Chad Jackson, WDFW Columbia Basin district fish biologist, said fishing for walleye, largemouth and smallmouth bass is good at Moses Lake, Banks Lake and Potholes. All three also have populations of bluegill, crappie and perch.
Evergreen Reservoir on the Quincy Wildlife Area in Grant County is another good July fishery in the Basin, with walleye, largemouth bass, bluegill and other species. Lower Goose Lake, one of the Seep lakes south of Potholes Reservoir, is a good crappie and bluegill fishery. Hutchinson and Shiner lakes, on the Columbia National Wildlife Refuge are heating up for largemouth bass, bluegill, crappie and perch.
Potholes Reservoir is still high, but it will be dropping quickly. As the weather warms, bass fishing should be easier and more predictable. Walleye fishing has been fair, and it, too, will improve as the water level drops.
The mouth of the Yakima River is a good smallmouth destination. A few walleye are also being taken.
Ocean crabbing reports out of units 8-1 and 8-2 have been good with most fishermen noting that limits were easy to come by. The season started with a two-day opening (last Sunday and Monday), and has since moved to a regular Thursday-Monday schedule.
For a mess of nice catfish, hit the Palouse River near Lyons Ferry. Most fish are running 2-3 pounds.

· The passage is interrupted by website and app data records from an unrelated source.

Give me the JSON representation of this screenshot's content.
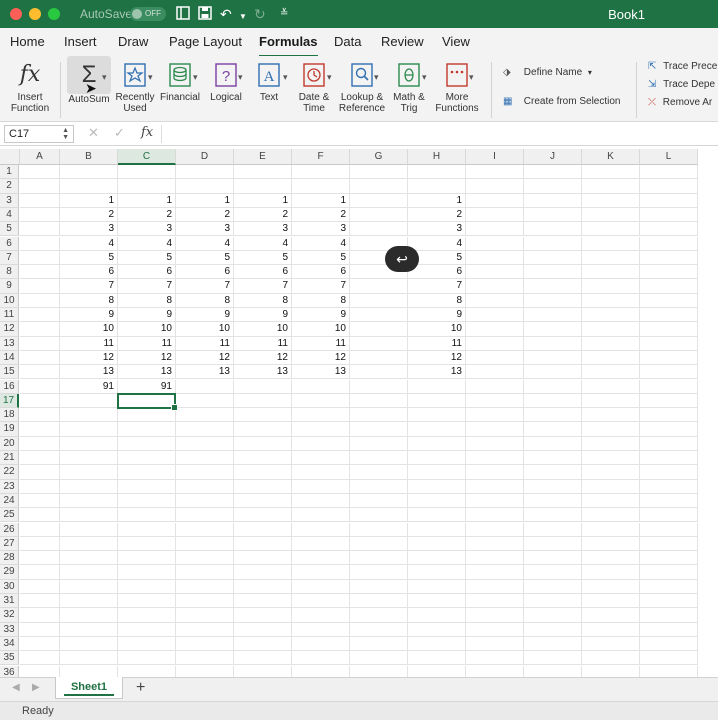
{
  "titlebar": {
    "autosave_label": "AutoSave",
    "autosave_state": "OFF",
    "title": "Book1"
  },
  "menu": {
    "tabs": [
      "Home",
      "Insert",
      "Draw",
      "Page Layout",
      "Formulas",
      "Data",
      "Review",
      "View"
    ],
    "active": "Formulas"
  },
  "ribbon": {
    "insert_function": [
      "Insert",
      "Function"
    ],
    "autosum": [
      "AutoSum",
      ""
    ],
    "recently_used": [
      "Recently",
      "Used"
    ],
    "financial": [
      "Financial",
      ""
    ],
    "logical": [
      "Logical",
      ""
    ],
    "text": [
      "Text",
      ""
    ],
    "date_time": [
      "Date &",
      "Time"
    ],
    "lookup": [
      "Lookup &",
      "Reference"
    ],
    "math": [
      "Math &",
      "Trig"
    ],
    "more": [
      "More",
      "Functions"
    ],
    "define_name": "Define Name",
    "create_from_selection": "Create from Selection",
    "trace_precedents": "Trace Prece",
    "trace_dependents": "Trace Depe",
    "remove_arrows": "Remove Ar"
  },
  "formula_bar": {
    "name_box": "C17",
    "fx": "fx",
    "content": ""
  },
  "grid": {
    "columns": [
      "A",
      "B",
      "C",
      "D",
      "E",
      "F",
      "G",
      "H",
      "I",
      "J",
      "K",
      "L"
    ],
    "selected_column": "C",
    "row_count": 36,
    "selected_row": 17,
    "cells": {
      "B": [
        "",
        "",
        "1",
        "2",
        "3",
        "4",
        "5",
        "6",
        "7",
        "8",
        "9",
        "10",
        "11",
        "12",
        "13",
        "91"
      ],
      "C": [
        "",
        "",
        "1",
        "2",
        "3",
        "4",
        "5",
        "6",
        "7",
        "8",
        "9",
        "10",
        "11",
        "12",
        "13",
        "91"
      ],
      "D": [
        "",
        "",
        "1",
        "2",
        "3",
        "4",
        "5",
        "6",
        "7",
        "8",
        "9",
        "10",
        "11",
        "12",
        "13"
      ],
      "E": [
        "",
        "",
        "1",
        "2",
        "3",
        "4",
        "5",
        "6",
        "7",
        "8",
        "9",
        "10",
        "11",
        "12",
        "13"
      ],
      "F": [
        "",
        "",
        "1",
        "2",
        "3",
        "4",
        "5",
        "6",
        "7",
        "8",
        "9",
        "10",
        "11",
        "12",
        "13"
      ],
      "H": [
        "",
        "",
        "1",
        "2",
        "3",
        "4",
        "5",
        "6",
        "7",
        "8",
        "9",
        "10",
        "11",
        "12",
        "13"
      ]
    },
    "enter_glyph": "↩"
  },
  "sheets": {
    "tabs": [
      "Sheet1"
    ],
    "add": "+"
  },
  "status": {
    "text": "Ready"
  },
  "colors": {
    "accent": "#1f7244"
  }
}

The Yakima River just out of Richland is also good for channel cats, some as large as 10 pounds.
Tip of the week
Mack’s Lures has combined its Smile Blades with a special Mustad hook with a curved shank. It’s called The Smile Blade Slow Death Rig and it’s ready to go right out of the package. When rigged with a nightcrawler and fished slowly, it produces a wild action that walleye love.

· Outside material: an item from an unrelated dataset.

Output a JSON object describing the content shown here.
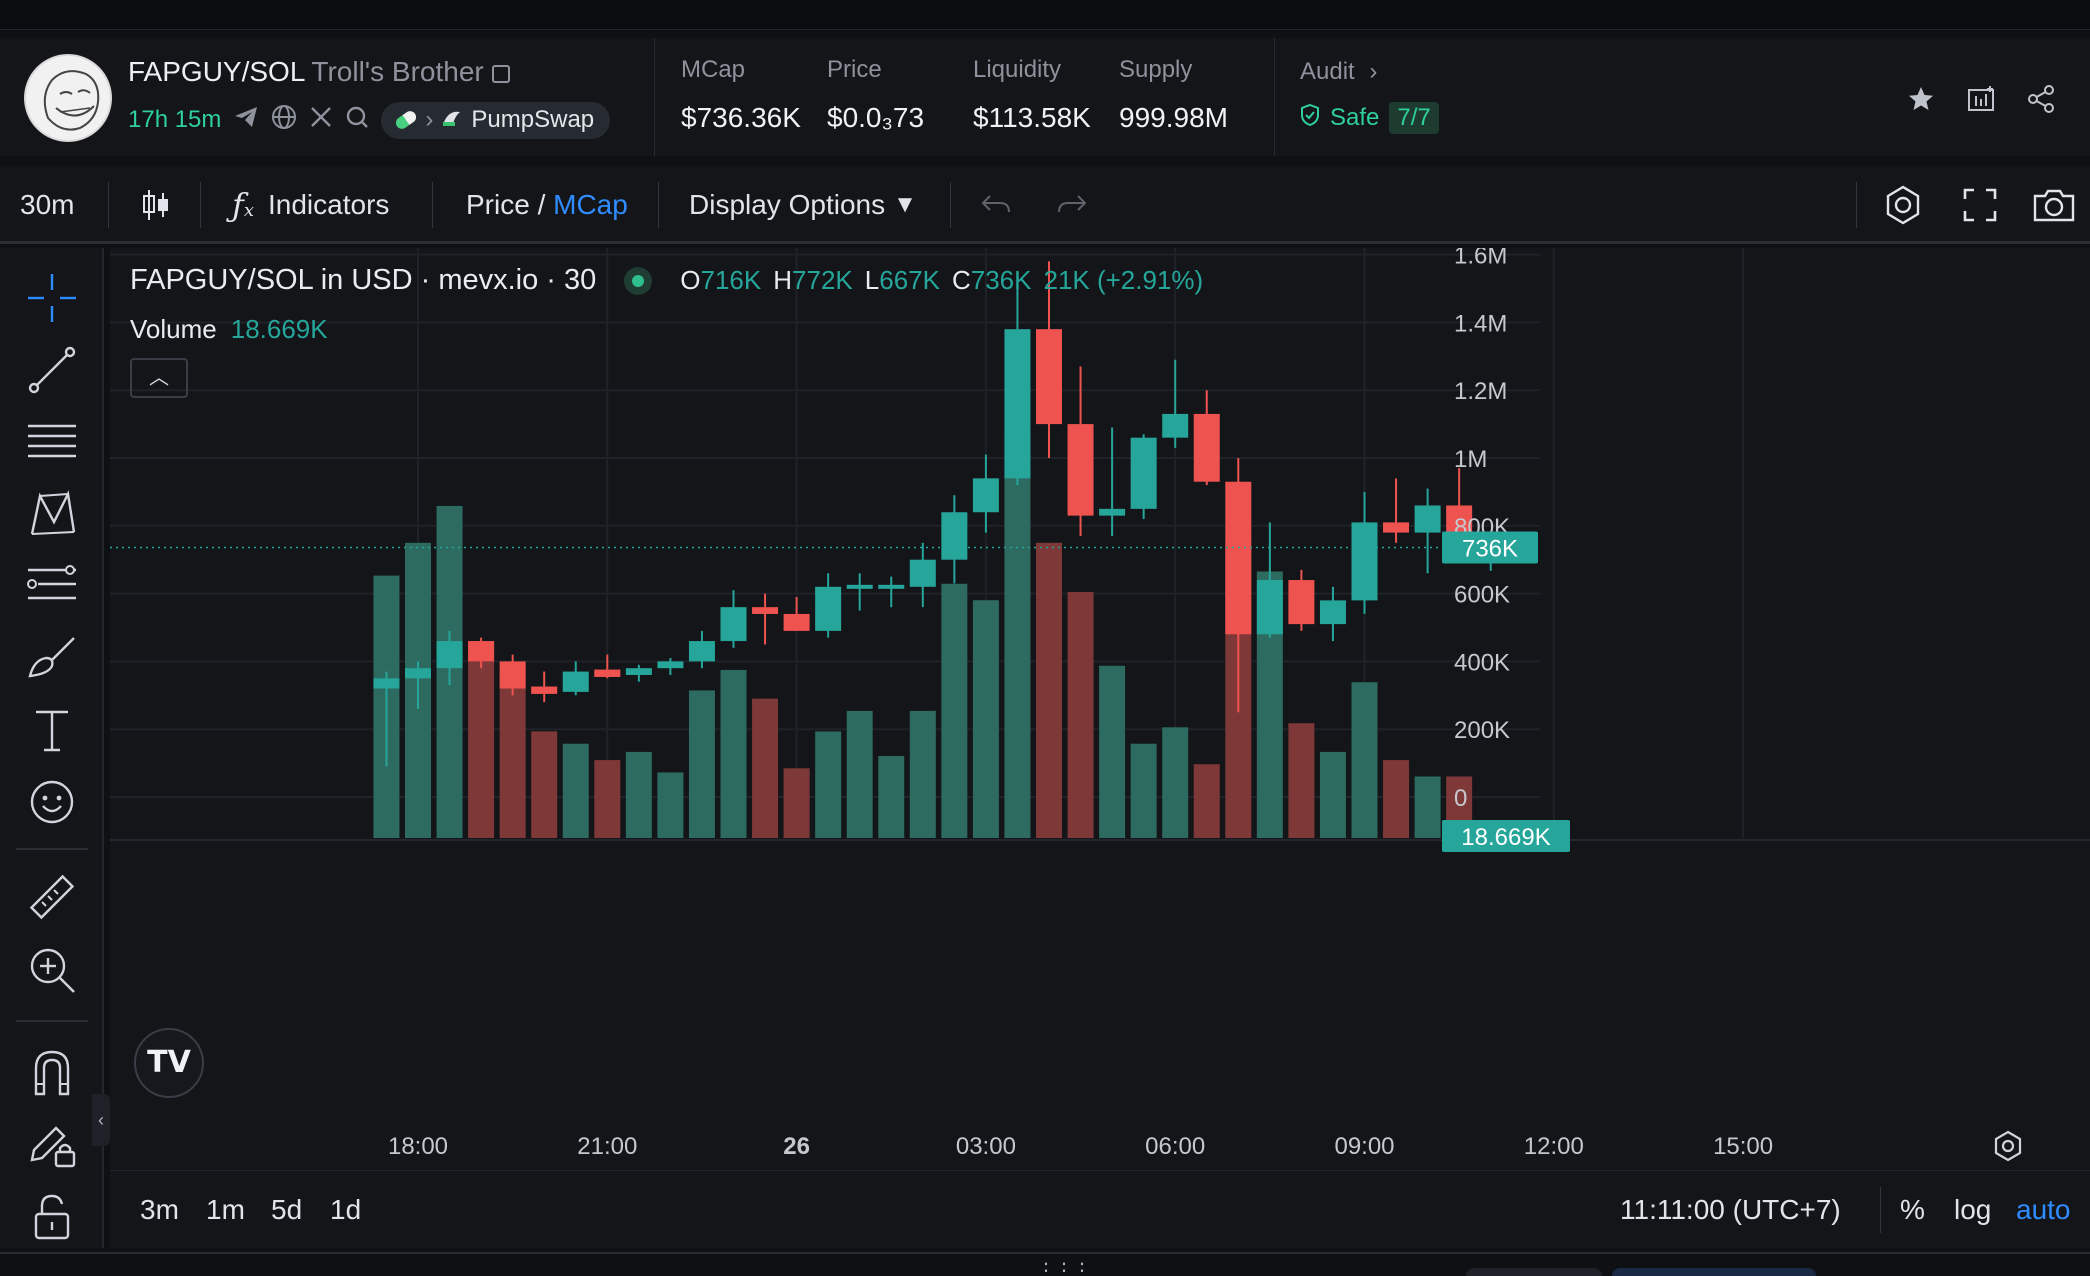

A recently completed dock at the public access on Deer Lake makes launching a boat much easier this year.
Idaho Fish and Game has opened another section of the upper Salmon River to Chinook salmon fishing. The Ellis area is open from the posted boundary about 100 yards upstream of the mouth of the Pahsimeroi River upstream to the Highway 75 Salmon River bridge about 250 yards upstream of the mouth of the East Fork Salmon River.
Several new and changed Idaho laws took effect Sunday that will affect the state’s hunters and anglers. The legislation adds a wolf tag to the sportsman’s pack, increasing the price from $117.25 to $124.25. It also incorporates a nonresident three-day fishing license into the adult nonresident hunting license with no change in the current license fee.
Chinook salmon fishing on parts of the lower Salmon River will close at the end of fishing Sunday. The sections to close are from the mouth of Shorts Creek upstream to the uppermost boat ramp at Vinegar Creek and from the Rice Creek Bridge upstream to the U.S. Highway 95 Time Zone Bridge.
Contact Alan Liere at firstname.lastname@example.org